This table contains ratings from 1,000
customer‘s each of whom had randomly rated 1,000
movie‘s. There are, therefore, 1,000,000 records in the table.
We have a
CLUSTERED PRIMARY KEY on
(MovieID, CustomerID) and a
UNIQUE INDEX on
Now, the query:
SELECT r2.* FROM ( SELECT TOP 50 CustomerID FROM ( SELECT MovieID FROM [20090430_movies].Ratings WHERE CustomerID = 915 ) q JOIN [20090430_movies].Ratings r ON r.MovieID = q.MovieID AND CustomerID <> 915 AND EXISTS ( SELECT 1 FROM [20090430_movies].Ratings re WHERE re.MovieID = 1 AND re.CustomerID = r.CustomerID ) GROUP BY CustomerID ORDER BY COUNT(*) DESC ) ro JOIN [20090430_movies].Ratings r2 ON r2.MovieID = 1 AND r2.CustomerID = ro.CustomerID
|50 rows fetched in 0.0017s (0.1843s)|
Table 'Ratings'. Scan count 112, logical reads 879, physical reads 0, read-ahead reads 0, lob logical reads 0, lob physical reads 0, lob read-ahead reads 0. Table 'Worktable'. Scan count 0, logical reads 0, physical reads 0, read-ahead reads 0, lob logical reads 0, lob physical reads 0, lob read-ahead reads 0. SQL Server Execution Times: CPU time = 109 ms, elapsed time = 110 ms.
To obtain the resultset aliased as
ro, optimizer uses a
HASH JOIN between the results of two
INDEX SEEK‘s from two indexes on the same columns, but in different orders.
Since all the data are contained in the indexes and

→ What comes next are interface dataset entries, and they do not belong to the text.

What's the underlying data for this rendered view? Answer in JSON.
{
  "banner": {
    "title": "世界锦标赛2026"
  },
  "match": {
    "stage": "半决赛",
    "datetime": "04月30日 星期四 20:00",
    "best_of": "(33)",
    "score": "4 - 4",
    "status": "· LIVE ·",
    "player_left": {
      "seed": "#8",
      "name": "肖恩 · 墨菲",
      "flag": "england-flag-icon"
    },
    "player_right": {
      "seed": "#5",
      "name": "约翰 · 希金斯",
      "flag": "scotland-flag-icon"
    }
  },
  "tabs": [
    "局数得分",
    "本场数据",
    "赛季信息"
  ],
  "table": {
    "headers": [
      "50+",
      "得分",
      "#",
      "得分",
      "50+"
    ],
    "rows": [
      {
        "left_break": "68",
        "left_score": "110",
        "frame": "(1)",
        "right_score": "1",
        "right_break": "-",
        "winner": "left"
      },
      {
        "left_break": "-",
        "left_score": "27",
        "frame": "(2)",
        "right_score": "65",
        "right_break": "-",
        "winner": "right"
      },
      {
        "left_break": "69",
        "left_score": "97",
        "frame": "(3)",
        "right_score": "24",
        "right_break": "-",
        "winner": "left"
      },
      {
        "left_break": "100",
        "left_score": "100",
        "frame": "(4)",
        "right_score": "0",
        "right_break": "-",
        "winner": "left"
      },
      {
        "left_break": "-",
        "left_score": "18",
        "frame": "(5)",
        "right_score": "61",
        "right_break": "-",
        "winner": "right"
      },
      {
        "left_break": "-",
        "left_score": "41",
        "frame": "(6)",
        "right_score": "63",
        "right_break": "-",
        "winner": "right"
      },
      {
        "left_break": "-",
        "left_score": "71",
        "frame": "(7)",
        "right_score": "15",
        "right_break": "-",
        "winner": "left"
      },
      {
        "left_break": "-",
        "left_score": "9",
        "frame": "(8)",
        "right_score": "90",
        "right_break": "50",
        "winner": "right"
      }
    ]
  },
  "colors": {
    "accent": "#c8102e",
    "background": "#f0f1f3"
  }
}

INDEX SEEK‘s can be used to retrieve the data, less than a thousand logical reads are required, and the query completes in only 110 ms.